-Blue Jay Kendrys Morales set a record for most home runs in consecutive games by a switch-hitter with seven. He was one short of the MLB record held by Don Mattingly, Ken Griffey Jr. and Dale Long. Interestingly, this season Morales is ranked second in hard hit percentage (55.1 per cent), trailing only Aaron Judge (56.3 per cent). He is just ahead of Ryan Zimmerman (54.3 per cent), J.D. Martinez (54.1 per cent) and Giancarlo Stanton (52.8 per cent) ­– a pretty elite group. His average exit velocity (93 mph) is above average (88.5), too. The only reason Morales doesn’t have more homers is his launch angle (9.8 degrees) is below average (12.4 degrees) and he has hit too many balls on the ground. 

The Jays have Morales (35) under control next season for $12 million.
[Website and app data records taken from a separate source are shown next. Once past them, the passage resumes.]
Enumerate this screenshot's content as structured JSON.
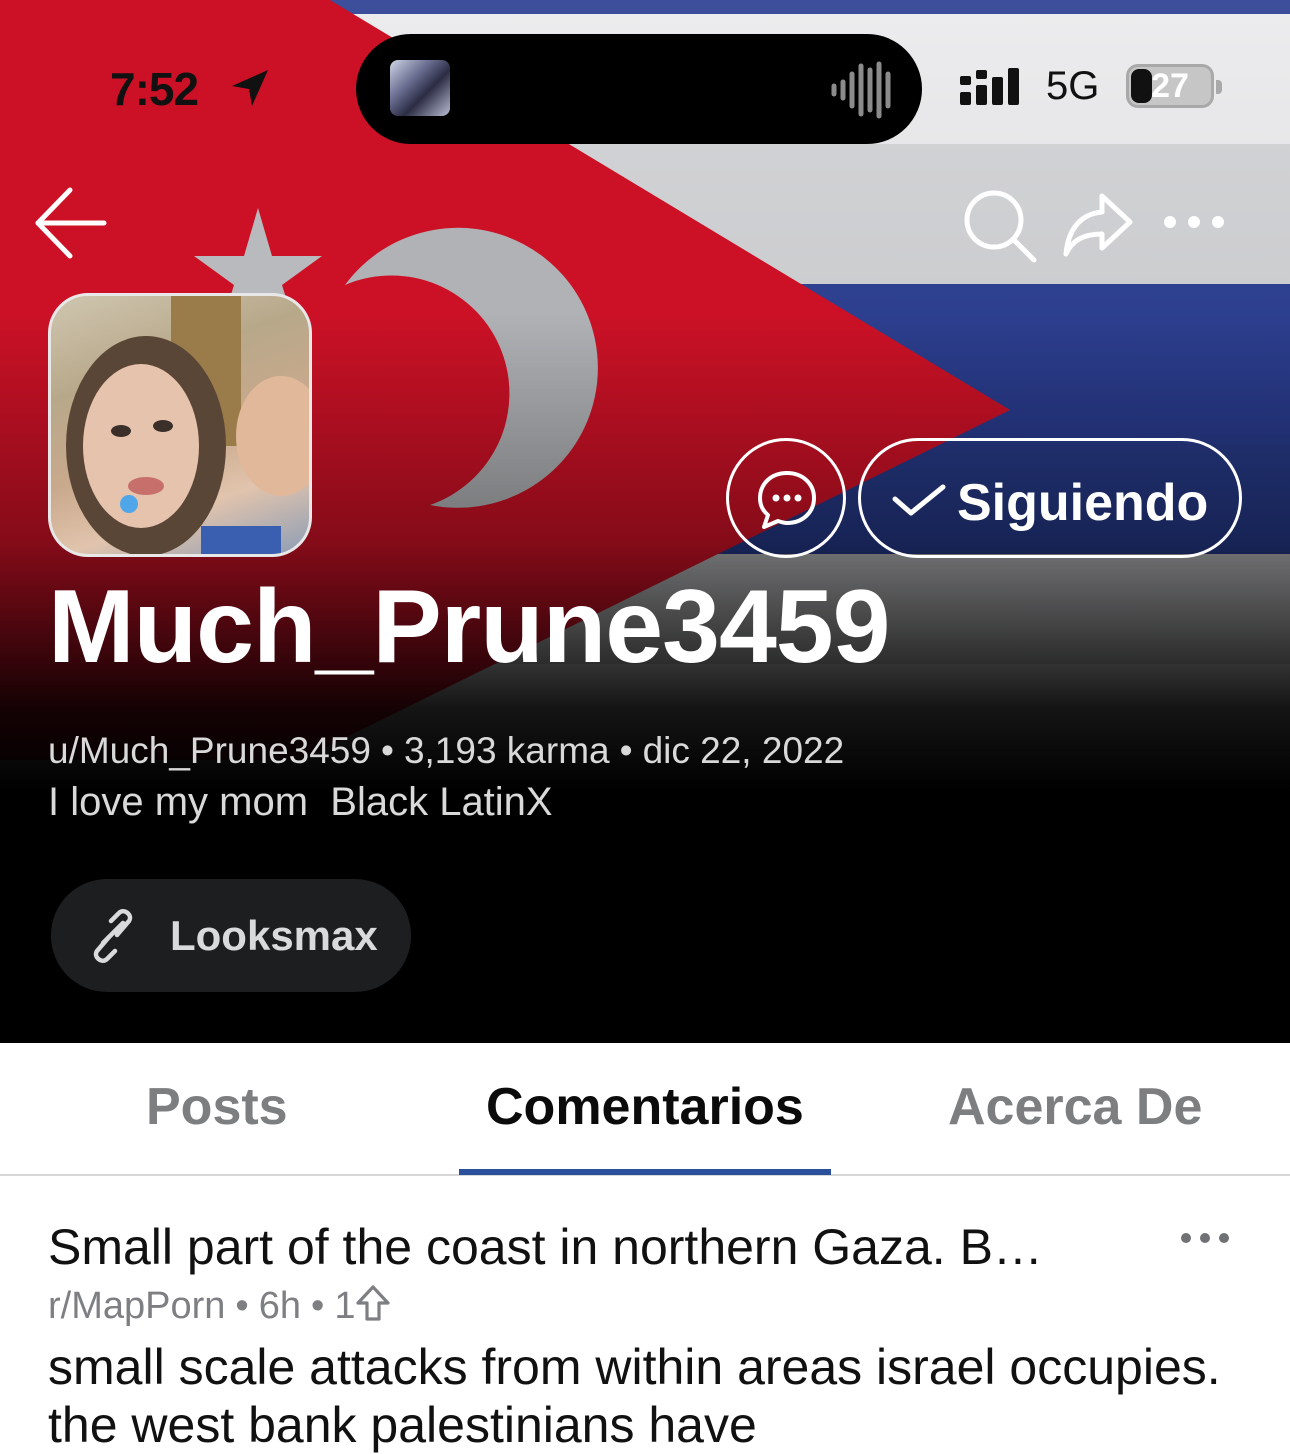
{
  "status_bar": {
    "time": "7:52",
    "network": "5G",
    "battery_level": "27",
    "battery_fraction": 0.27
  },
  "header": {
    "banner": "flag",
    "icons": [
      "back-arrow-icon",
      "search-icon",
      "share-icon",
      "more-icon"
    ]
  },
  "profile": {
    "display_name": "Much_Prune3459",
    "username": "u/Much_Prune3459",
    "karma": "3,193 karma",
    "joined": "dic 22, 2022",
    "bio": "I love my mom  Black LatinX",
    "follow_label": "Siguiendo",
    "link_label": "Looksmax"
  },
  "tabs": [
    {
      "label": "Posts",
      "active": false
    },
    {
      "label": "Comentarios",
      "active": true
    },
    {
      "label": "Acerca De",
      "active": false
    }
  ],
  "comments": [
    {
      "post_title": "Small part of the coast in northern Gaza. B…",
      "subreddit": "r/MapPorn",
      "age": "6h",
      "score": "1",
      "body": "small scale attacks from within areas israel occupies. the west bank palestinians have"
    }
  ],
  "colors": {
    "tab_underline": "#2a4f9b",
    "link_chip_bg": "#1d1e20",
    "flag_red": "#cc1126",
    "flag_blue": "#1b2f8a"
  }
}
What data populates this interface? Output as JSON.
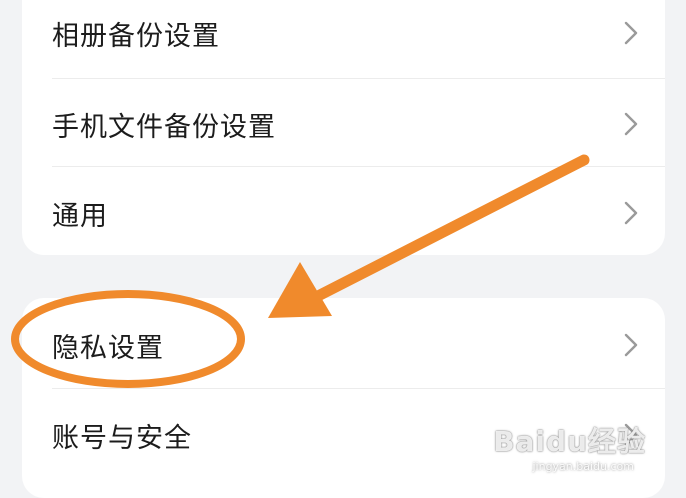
{
  "settings": {
    "group1": [
      {
        "label": "相册备份设置",
        "icon": "chevron-right-icon"
      },
      {
        "label": "手机文件备份设置",
        "icon": "chevron-right-icon"
      },
      {
        "label": "通用",
        "icon": "chevron-right-icon"
      }
    ],
    "group2": [
      {
        "label": "隐私设置",
        "icon": "chevron-right-icon"
      },
      {
        "label": "账号与安全",
        "icon": "chevron-right-icon"
      }
    ]
  },
  "annotation": {
    "color": "#f08a2c",
    "target": "隐私设置"
  },
  "watermark": {
    "brand": "Baidu经验",
    "site": "jingyan.baidu.com"
  }
}
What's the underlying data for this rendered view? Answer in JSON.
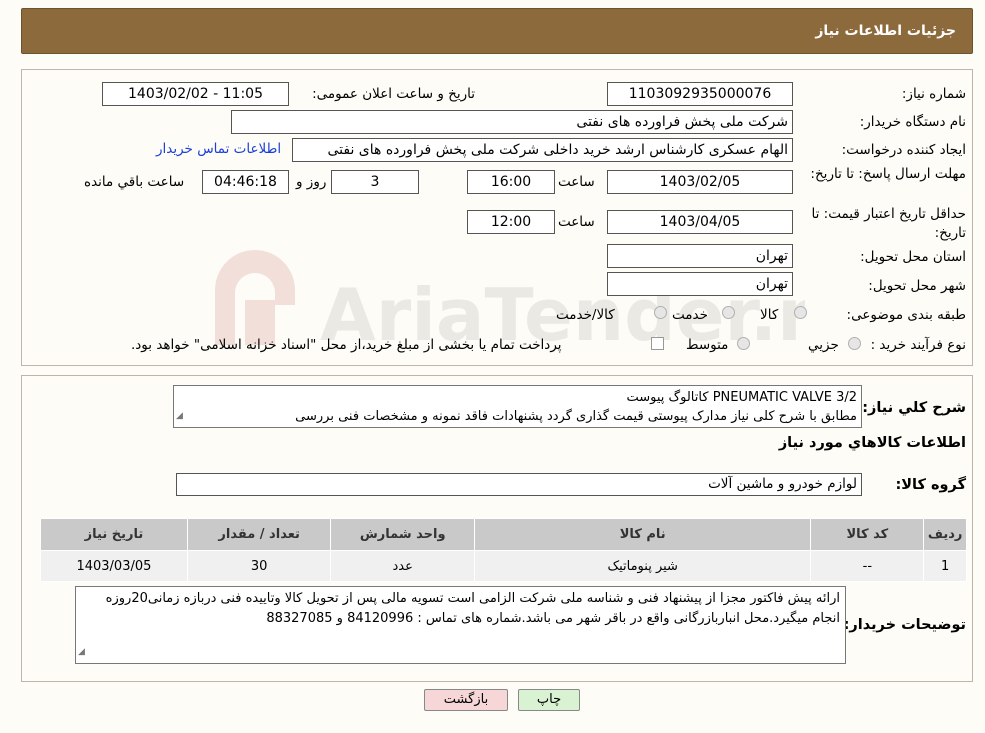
{
  "header": {
    "title": "جزئیات اطلاعات نیاز"
  },
  "form": {
    "need_number_label": "شماره نیاز:",
    "need_number": "1103092935000076",
    "announce_label": "تاریخ و ساعت اعلان عمومی:",
    "announce_value": "1403/02/02 - 11:05",
    "buyer_org_label": "نام دستگاه خریدار:",
    "buyer_org": "شرکت ملی پخش فراورده های نفتی",
    "creator_label": "ایجاد کننده درخواست:",
    "creator": "الهام عسکری کارشناس ارشد خرید داخلی شرکت ملی پخش فراورده های نفتی",
    "contact_link": "اطلاعات تماس خریدار",
    "reply_deadline_label": "مهلت ارسال پاسخ: تا تاریخ:",
    "reply_date": "1403/02/05",
    "time_label": "ساعت",
    "reply_time": "16:00",
    "days": "3",
    "day_and_label": "روز و",
    "remaining_time": "04:46:18",
    "remaining_label": "ساعت باقي مانده",
    "price_validity_label": "حداقل تاریخ اعتبار قیمت: تا تاریخ:",
    "price_validity_date": "1403/04/05",
    "price_validity_time": "12:00",
    "province_label": "استان محل تحویل:",
    "province": "تهران",
    "city_label": "شهر محل تحویل:",
    "city": "تهران",
    "category_label": "طبقه بندی موضوعی:",
    "category_options": [
      "کالا",
      "خدمت",
      "کالا/خدمت"
    ],
    "process_label": "نوع فرآیند خرید :",
    "process_options": [
      "جزيي",
      "متوسط"
    ],
    "process_note": "پرداخت تمام یا بخشی از مبلغ خرید،از محل \"اسناد خزانه اسلامی\" خواهد بود."
  },
  "details": {
    "summary_label": "شرح کلي نياز:",
    "summary_line1": "PNEUMATIC VALVE 3/2 کاتالوگ پیوست",
    "summary_line2": "مطابق با شرح کلی نیاز مدارک پیوستی قیمت گذاری گردد پشنهادات فاقد نمونه و مشخصات فنی بررسی",
    "items_heading": "اطلاعات کالاهاي مورد نياز",
    "group_label": "گروه کالا:",
    "group_value": "لوازم خودرو و ماشین آلات",
    "table": {
      "headers": [
        "رديف",
        "کد کالا",
        "نام کالا",
        "واحد شمارش",
        "تعداد / مقدار",
        "تاريخ نياز"
      ],
      "rows": [
        [
          "1",
          "--",
          "شیر پنوماتیک",
          "عدد",
          "30",
          "1403/03/05"
        ]
      ]
    },
    "buyer_notes_label": "توضیحات خریدار:",
    "buyer_notes": "ارائه پیش فاکتور مجزا از پیشنهاد فنی و شناسه ملی شرکت الزامی است تسویه مالی پس از تحویل کالا وتاییده فنی دربازه زمانی20روزه انجام میگیرد.محل انبارباز‌رگانی واقع در باقر شهر می باشد.شماره های تماس : 84120996 و 88327085"
  },
  "buttons": {
    "print": "چاپ",
    "back": "بازگشت"
  },
  "watermark": {
    "text": "AriaTender.neT"
  },
  "colors": {
    "header_bg": "#8d6a3c",
    "link": "#1a3fd8",
    "back_button_bg": "#f6d6d6",
    "print_button_bg": "#d9f2d2"
  }
}
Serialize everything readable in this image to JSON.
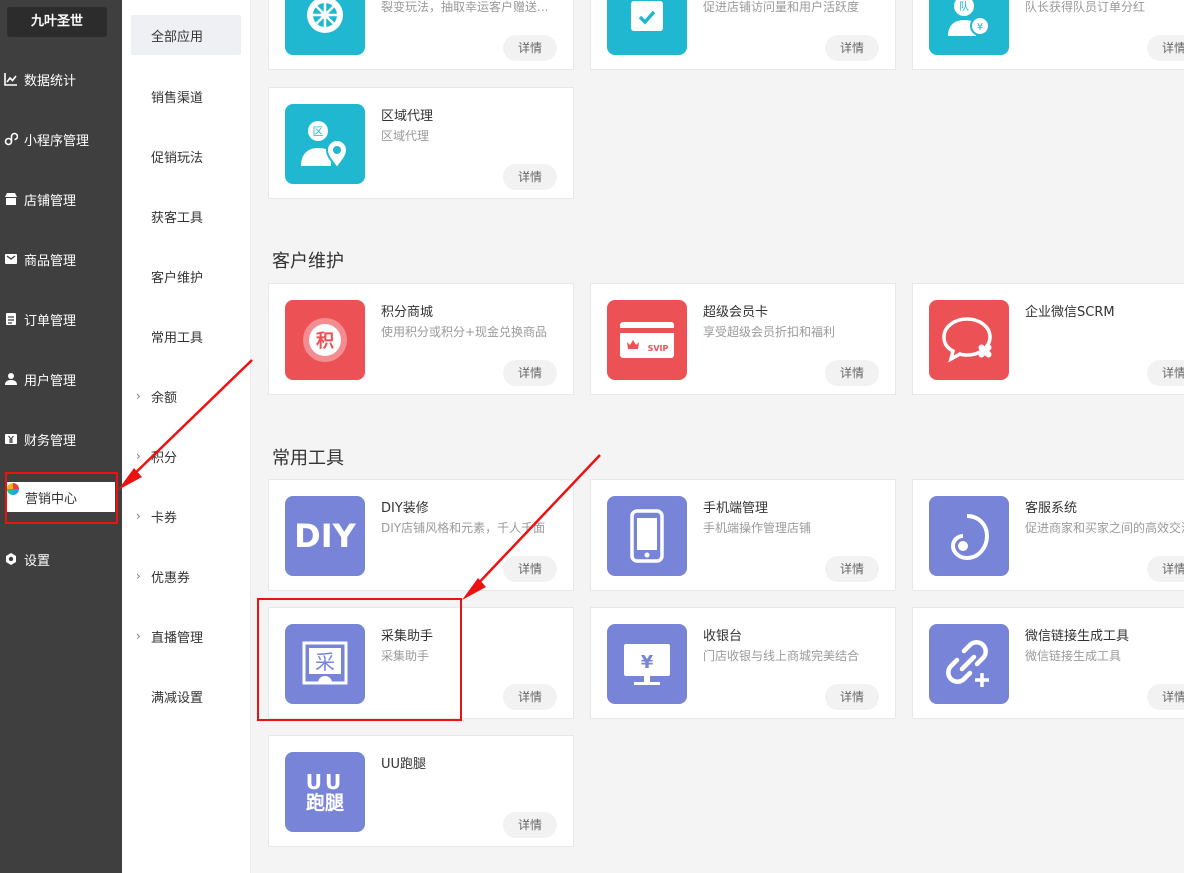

If somehow he can adjust his launch angle he could improve his home run total rather significantly. They say you can’t teach an old dog new tricks but it is worth a shot as he could become a trade chip next year at the deadline for a contender.

-What a season we’re experiencing. We have a chance for a triple crown winner in Red Sox slugger J.D. Martinez – he leads the AL in batting average, RBI and is one home run behind Kris Davis for the league lead. We have a chance for a new single-season saves record by Edwin Diaz of the Seattle Mariners. He has 50 and the record is 62 set by Francisco Rodriguez in 2008 with the Los Angeles Angels. The Red Sox still have a chance to break the record for most wins (116) in a season. The Yankees are on pace for 262 home runs which is just two short of the single- season record (264, set by the 1997 Mariners). They will be getting Judge and Gary Sanchez back in the lineup next week, so they should break the record.